the Church of England, and he insisted that the king couldn't give away lands
belonging to the Indians.
This infuriated Winthrop, who knew land was essential to the colony's success.
When Williams refused to back down, Winthrop banished him, and he fled to Rhode
Island. There he founded a colony devoted to freedom of worship and the
separation of church and state.
A greater challenge to the Puritan orthodoxy came from Anne Hutchinson, a
popular mid-wife who began to hold controversial prayer meetings for women, and
some men, in her home. Hutchinson, an unbending Puritan, denounced the
ministers for leading people to believe that they could earn God's grace by
good works. She also argued that when a person was saved, the Holy Spirit
dwelled in him and guided his life.
To Winthrop, this was revolution. By making religion a deeply personal
experience, Hutchinson gave power to lay people, women as well as men, at the
expense of ministers. For this, she was hauled into court, charged with
sedition, and banished after a dramatic trial in which she acted as her own
Winthrop was her chief judge and prosecutor, and she tied him in knots with
her brilliance and sharp wit. To break her down--she was eight months

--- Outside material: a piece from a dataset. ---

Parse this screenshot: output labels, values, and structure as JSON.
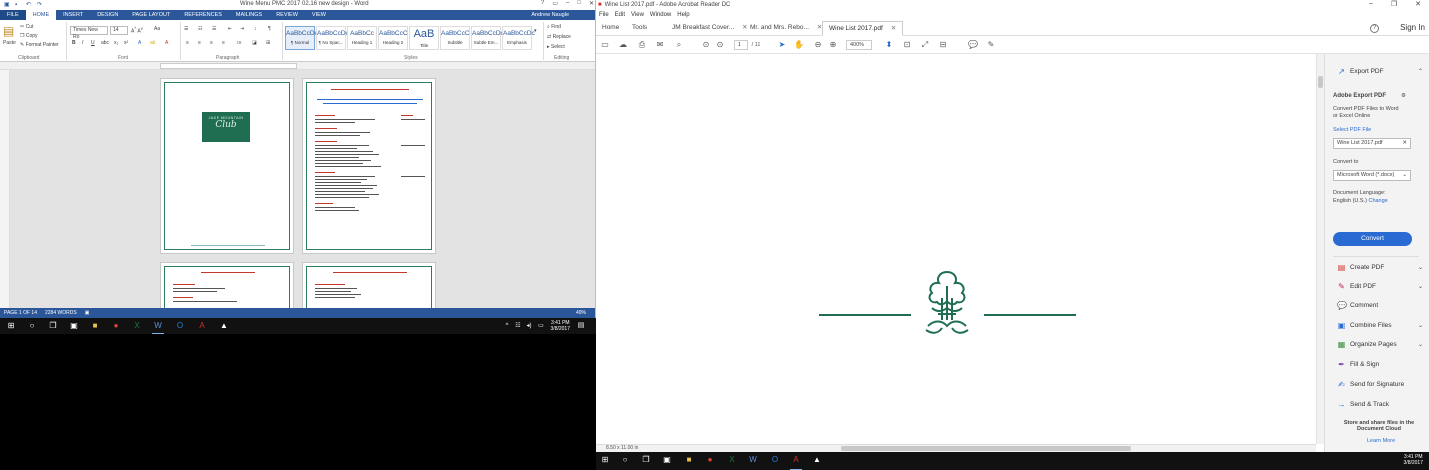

pregnant--she wasn't allowed to sit, eat, drink, or leave the courtroom for
natural relief. Even so, she might have been acquitted had she not claimed,
like Joan of Arc, that God had spoken directly to her.
To a Puritan, that was heresy, for God revealed himself only through the Bible.
Years later, Hutchinson was killed in Long Island in an Indian massacre. When
word reached Winthrop, he remarked: "God's hand is in this."
But it wasn't dissent that killed Winthrop's holy experiment. It was
prosperity. A prosperity that was due, in part, to Puritanism's own ethic of
hard work and self-denial, and the belief that worldly success was a sign of
As one minister said: "Religion begot prosperity, and the daughter devoured the
mother." Winthrop believed that piety and profit could go hand-in-hand. There
would be trade, but it would be regulated by the state to prevent the outbreak
of avaricious practices, such as price gouging. When the great Puritan
patriarch died in 1649, after fathering his 16th child, his successors were
unable to maintain his morally regulated economy.